International Widows’ Day was introduced to address poverty and injustice faced by widows and their children in many countries. It was officially recognized by the United Nations in 2010 and is observed annually on June 23.
|Fête nationale du Québec (FR)
The people of Québec celebrate their national holiday with more than 750 celebrations held across the province on 23 and 24 June. Organized by nearly 20,000 volunteers, the festivities of the Fête nationale include more than 1,050 events and 360 bonfires, in addition to some of the largest public gatherings in Québec.
|Day of the Seafarer
In 2010, the International Maritime Organization (IMO), decided to designate June 25th as the International Day of the Seafarer as a way to recognize that almost everything that we use in our daily lives has been directly or indirectly affected by sea transport. The purpose of the day is to give thanks to seafarers for their contribution to the world economy and the civil society; and for the risks and personal costs they bear while on their jobs.
| International Day Against Drug Abuse and Illicit Trafficking
to raise awareness of the major problem that illicit drugs represent to society. This day is supported by individuals, communities and various organizations all over the world.
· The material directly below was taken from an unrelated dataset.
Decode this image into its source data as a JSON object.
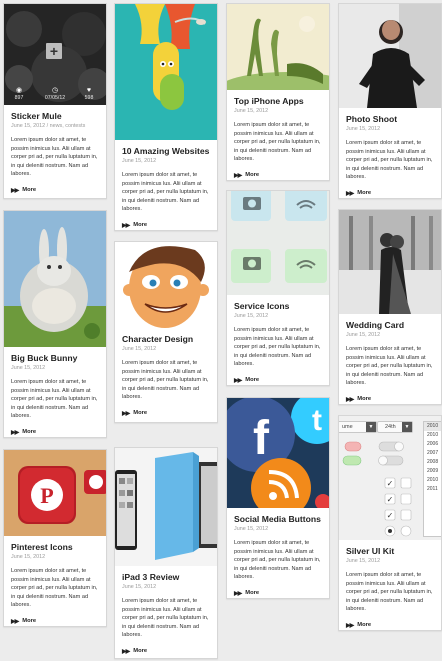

| International Day in Support of Victims of Torture
Rehabilitation centres and human rights organizations around the world celebrate the UN’s International Day in Support of Victims of Torture on June 26 each year. The day serves as a reminder to people that torture is a crime. This event gives everyone a chance to unite and voice their opinions against human torture.
Organizations, including the International Rehabilitation Council for Torture Victims and Amnesty International, have played an active role in organizing events around the world to promote the day. Activities may include photo exhibitions, the distribution of posters and other material to boost people’s awareness of issues related to human torture, and television advertisements.
|Canadian Multiculturalism Day
Discover the significance of multiculturalism in Canada — ensuring that all citizens keep their identities, take pride in their ancestry and have a sense of belonging.
|International Asteroid Day
June 30 is the anniversary of the Tunguska impact, also known as the Tunguska event. On that day a large explosion occurred in the sky over the Podkamennaya Tunguska River in Siberia, Russia.
It destroyed about 2,000 square kilometers (770 square miles) of the forest in the area, flattening about 80 million trees. The area is sparsely populated, and there were no official reports of human casualties.
It is thought that an asteroid or a comet was responsible for the blast. The Tunguska event is considered to be the largest asteroid impact on Earth in recorded history.
|2021 Jul 1
|Canada Day – UCV’s Patrick Dubois’ 2020 Musical Tribute
What do we need to do as Canadian Unitarians to help make Canada Day a time of celebration for all people and not just a settler’s celebration?
The Butterfly Way Project – The David Suzuki Foundation
Further information on 2021 holidays worldwide:
UUA Worship Web – a poem on summer
- Animal Rights Awareness Week – (Mid June) 13-19 June 2021?
- Fish are Friends, Not Food Week! – (Last Week of June) 20-26 June 2021?
- National Pollinator Week – 20-26 June 2021?